the measure already was designed to save money for the young and hearty at the expense of the older and ailing. But the changes would give insurers more latitude and incentive to divide Americans once again according to their health, and to price the coverage needed by those with costly preexisting conditions so high that few could afford it — if insurers offer it at all. No wonder moderate Republicans in the House and Senate are blanching. By late afternoon Thursday, House leaders had postponed a planned vote on the proposal to give them more time to drum up the necesesary support. Insurers have always tried to minimize their exposure to consumers with preexisting conditions, which is why the ACA’s protection of those consumers proved so popular. By dropping the essential health benefits mandate, the House GOP bill would give insurers a new way to avoid covering those consumers or at least avoid providing the coverage for any costly treatments that those consumers might need. in other words, they want to turn the clock back to a time we thankfully left behind when President Obama signed the ACA seven years ago, and then make things worse. This is one Throwback Thursday that’s not worth observing.

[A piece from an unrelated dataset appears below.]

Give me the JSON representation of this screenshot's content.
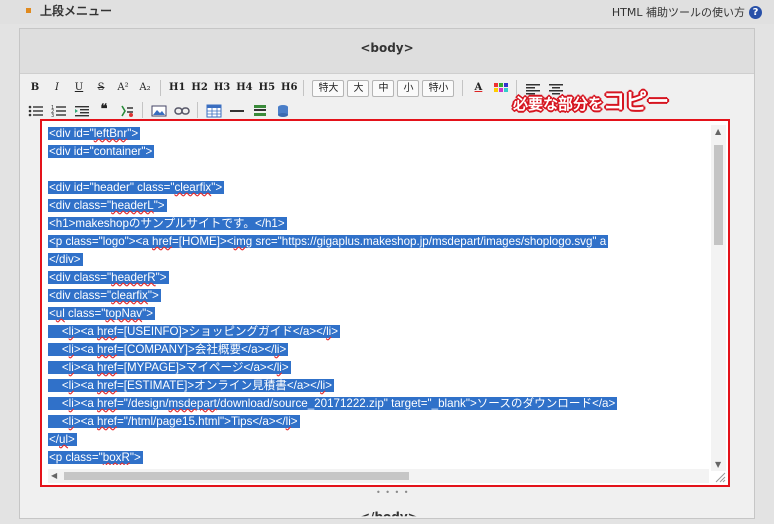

The detonation took place around 11:30 pm last night. The powerful blast was heard for miles around the complex and sent plumes of black smoke into the air. The firefighters of the Langley City Fire-Rescue were rapidly mobilized on the site, where they fought the fire for almost six hours before they were finally able to extinguish the flames. While inspecting the building to secure the area, they found large quantities of chemicals and over-the-counter medications that are used to make meth and fentanyl. The firefighters transmitted the information to the Fairfax County Sheriff’s Office (FCSO), which dispatched dozens of deputies and investigators on the scene.

After conducting a search of the western wing of the George Bush Center for Intelligence, they found more than 2 tons of pure pseudoephedrine, as well as large quantities of acetone, iodine crystals, battery acid, drain cleaner, lantern fuel and antifreeze